Pest Alert №3 — Black Cutworms
Black cutworm or Agrostis ipsilon is the larvae of a moth and can be problematic on golf greens and tees. This week on a course visit we observed our first cutworm damage on a green. It is caused by a single cutworm feeding from a central hole. This larvae will consume all the green leaf tissue of bentgrass in a small radius (initially about the size of a quarter).
Look-a-likes — Black cutworm feeding damage looks very similar to ball marks. However, a ball mark won’t have a central hole in the center. Also, a ball mark won’t continue to grow in size and shape (irregular) over time.
Nocturnal — It is uncommon to see cutworm larvae feeding during the day and is another reason that the damage can go unnoticed (or is confused with ball marks). They, the larvae, are programmed for survival.
Birds — Foraging birds, often starlings, are good indicator that insect activity is beneath a turfgrass area. When we see birds probing it means they are in search of supper (in this case cutworm pupae and larvae on a green). Many of the best turf managers on the planet will tell you that they watch bird behavior to understand what they might be up against insect-wise. Especially true when it involves greens or tees.
Cultural — There are some alternatives that can be useful for control or suppression of cutworm larvae. Most of these are pretty straight forward. One that caught my eye, frequent mowing, is because we are already doing this on golf greens. So the good news is that we are probably already providing a level of suppression by removing/reducing the number of cutworm eggs (initially placed on leaf blades by the moth). However, this doesn’t provide complete control for greens or tees.
Insecticides — A curative strategy is effective only when combined with regular scouting and identification. Once identified, many insecticides are available (labeled for black cutworms). Follow the label.
The insecticide should be watered-in immediately to the depth of the larvae. This can be easily determined by excavating the hole. Once watered-in, irrigation cycles should be halted for a period of 24 hours to allow for efficacious control within the zone of activity.
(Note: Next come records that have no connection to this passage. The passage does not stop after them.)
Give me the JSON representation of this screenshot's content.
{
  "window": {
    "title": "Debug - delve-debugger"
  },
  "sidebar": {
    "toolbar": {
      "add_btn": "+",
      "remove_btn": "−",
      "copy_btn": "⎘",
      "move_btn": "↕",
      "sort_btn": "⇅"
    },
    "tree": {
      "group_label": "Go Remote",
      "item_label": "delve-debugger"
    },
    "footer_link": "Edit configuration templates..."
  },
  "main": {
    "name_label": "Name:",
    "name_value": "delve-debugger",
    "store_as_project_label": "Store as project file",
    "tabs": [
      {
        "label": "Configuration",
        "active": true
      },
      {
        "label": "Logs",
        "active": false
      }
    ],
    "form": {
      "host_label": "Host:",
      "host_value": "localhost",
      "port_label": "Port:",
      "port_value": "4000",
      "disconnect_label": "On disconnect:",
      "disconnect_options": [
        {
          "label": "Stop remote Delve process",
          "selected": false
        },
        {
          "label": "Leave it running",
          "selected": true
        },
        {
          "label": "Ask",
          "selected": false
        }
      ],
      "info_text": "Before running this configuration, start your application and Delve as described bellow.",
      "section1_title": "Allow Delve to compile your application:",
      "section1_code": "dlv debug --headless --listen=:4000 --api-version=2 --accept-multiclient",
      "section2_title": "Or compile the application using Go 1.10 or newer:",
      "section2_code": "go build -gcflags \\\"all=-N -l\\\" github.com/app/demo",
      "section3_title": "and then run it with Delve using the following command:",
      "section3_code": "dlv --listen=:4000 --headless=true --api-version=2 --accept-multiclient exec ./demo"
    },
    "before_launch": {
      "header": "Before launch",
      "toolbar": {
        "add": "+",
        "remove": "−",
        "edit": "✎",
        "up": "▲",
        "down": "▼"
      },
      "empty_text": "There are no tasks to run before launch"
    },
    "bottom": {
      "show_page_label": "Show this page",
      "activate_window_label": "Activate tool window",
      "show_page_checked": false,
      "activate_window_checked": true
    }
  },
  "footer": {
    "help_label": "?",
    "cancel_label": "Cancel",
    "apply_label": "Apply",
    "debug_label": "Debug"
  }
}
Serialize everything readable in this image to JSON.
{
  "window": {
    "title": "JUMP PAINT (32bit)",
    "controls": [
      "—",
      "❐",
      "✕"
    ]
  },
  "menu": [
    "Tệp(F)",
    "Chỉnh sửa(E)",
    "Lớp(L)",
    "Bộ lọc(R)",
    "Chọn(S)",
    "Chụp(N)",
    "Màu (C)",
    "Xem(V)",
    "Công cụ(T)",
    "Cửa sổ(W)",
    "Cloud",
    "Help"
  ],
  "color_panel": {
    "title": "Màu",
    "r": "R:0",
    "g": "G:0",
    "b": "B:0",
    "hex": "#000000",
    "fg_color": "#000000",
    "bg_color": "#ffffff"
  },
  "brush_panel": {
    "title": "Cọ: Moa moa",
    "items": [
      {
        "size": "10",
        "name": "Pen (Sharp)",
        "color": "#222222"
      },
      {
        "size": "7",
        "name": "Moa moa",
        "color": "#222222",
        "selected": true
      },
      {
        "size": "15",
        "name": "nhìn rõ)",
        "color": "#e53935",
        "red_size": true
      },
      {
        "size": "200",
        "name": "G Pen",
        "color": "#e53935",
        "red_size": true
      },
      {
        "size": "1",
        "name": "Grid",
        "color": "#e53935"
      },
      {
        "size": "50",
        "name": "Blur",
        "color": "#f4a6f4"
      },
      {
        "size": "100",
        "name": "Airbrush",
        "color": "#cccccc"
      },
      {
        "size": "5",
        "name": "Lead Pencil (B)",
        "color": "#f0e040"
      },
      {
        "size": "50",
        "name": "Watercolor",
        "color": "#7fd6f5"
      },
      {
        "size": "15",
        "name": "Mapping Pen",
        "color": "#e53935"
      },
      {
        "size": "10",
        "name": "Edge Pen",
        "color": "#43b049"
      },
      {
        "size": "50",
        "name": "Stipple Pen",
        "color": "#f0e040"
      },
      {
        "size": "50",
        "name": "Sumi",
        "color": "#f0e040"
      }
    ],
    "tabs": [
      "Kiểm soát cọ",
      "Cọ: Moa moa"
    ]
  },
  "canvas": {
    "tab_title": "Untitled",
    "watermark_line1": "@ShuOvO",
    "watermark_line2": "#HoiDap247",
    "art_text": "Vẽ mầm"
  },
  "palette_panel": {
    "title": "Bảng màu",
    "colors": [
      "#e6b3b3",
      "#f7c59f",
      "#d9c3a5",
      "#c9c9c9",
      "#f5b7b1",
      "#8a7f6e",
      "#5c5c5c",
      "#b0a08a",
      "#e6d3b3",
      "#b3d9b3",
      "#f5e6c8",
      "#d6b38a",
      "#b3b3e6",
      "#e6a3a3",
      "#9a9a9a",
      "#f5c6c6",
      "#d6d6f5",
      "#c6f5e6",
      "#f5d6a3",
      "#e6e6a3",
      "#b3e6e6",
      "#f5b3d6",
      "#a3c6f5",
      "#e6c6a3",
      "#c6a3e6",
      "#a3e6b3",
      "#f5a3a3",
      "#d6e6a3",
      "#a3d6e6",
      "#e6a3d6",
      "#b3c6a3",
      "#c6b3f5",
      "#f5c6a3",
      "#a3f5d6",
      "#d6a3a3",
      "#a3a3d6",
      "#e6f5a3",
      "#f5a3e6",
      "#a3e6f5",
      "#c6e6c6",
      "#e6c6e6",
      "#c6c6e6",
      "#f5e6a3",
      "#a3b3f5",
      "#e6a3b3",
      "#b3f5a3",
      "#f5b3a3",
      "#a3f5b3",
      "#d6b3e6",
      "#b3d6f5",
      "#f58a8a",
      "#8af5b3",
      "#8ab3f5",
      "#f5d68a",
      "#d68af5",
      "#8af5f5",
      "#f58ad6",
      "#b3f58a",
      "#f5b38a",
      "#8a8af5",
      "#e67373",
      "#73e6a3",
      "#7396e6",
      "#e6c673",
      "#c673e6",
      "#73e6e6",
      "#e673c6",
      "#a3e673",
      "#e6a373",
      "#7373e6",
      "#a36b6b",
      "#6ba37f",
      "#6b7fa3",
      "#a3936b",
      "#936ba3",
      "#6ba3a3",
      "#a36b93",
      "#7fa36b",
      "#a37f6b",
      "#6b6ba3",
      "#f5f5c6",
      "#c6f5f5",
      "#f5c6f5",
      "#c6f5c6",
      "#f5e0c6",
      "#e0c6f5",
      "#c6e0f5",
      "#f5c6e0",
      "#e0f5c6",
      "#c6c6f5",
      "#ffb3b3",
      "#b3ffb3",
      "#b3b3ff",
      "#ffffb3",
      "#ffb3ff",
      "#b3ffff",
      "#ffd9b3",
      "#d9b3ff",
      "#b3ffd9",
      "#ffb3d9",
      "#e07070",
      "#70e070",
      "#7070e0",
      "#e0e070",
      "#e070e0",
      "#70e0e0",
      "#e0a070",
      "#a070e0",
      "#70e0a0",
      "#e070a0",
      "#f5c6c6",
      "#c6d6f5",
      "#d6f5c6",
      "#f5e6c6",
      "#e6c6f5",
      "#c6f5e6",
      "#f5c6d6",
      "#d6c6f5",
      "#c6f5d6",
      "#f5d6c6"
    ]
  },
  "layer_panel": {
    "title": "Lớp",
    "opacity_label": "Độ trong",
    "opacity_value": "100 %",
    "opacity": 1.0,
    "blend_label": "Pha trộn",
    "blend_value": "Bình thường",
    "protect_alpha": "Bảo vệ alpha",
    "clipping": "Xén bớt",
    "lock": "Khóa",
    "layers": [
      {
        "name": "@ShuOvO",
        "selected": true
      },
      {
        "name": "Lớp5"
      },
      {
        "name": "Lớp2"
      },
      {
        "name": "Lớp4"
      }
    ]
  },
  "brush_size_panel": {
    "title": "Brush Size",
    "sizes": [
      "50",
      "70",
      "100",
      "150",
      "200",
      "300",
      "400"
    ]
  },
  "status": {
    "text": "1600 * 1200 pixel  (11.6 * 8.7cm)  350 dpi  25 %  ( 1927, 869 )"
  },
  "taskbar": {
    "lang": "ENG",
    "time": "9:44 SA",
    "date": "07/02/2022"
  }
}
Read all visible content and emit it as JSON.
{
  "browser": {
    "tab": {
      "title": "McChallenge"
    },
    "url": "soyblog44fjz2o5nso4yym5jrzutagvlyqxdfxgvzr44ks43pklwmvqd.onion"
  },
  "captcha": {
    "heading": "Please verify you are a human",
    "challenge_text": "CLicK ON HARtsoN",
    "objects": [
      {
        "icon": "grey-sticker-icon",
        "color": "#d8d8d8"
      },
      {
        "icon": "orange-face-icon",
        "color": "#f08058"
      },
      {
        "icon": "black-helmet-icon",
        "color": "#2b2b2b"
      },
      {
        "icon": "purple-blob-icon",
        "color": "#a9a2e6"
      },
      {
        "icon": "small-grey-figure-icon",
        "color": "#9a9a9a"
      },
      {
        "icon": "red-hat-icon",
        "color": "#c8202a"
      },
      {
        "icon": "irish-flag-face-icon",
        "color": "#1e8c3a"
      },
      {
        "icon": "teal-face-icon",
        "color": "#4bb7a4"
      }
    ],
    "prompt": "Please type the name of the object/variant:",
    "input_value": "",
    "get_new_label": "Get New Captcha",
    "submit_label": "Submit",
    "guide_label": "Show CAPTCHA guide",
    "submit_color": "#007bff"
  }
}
Reference — Managing Black Cutworms In Turfgrass, Purdue University https://extension.entm.purdue.edu/publications/E-270/E-270.html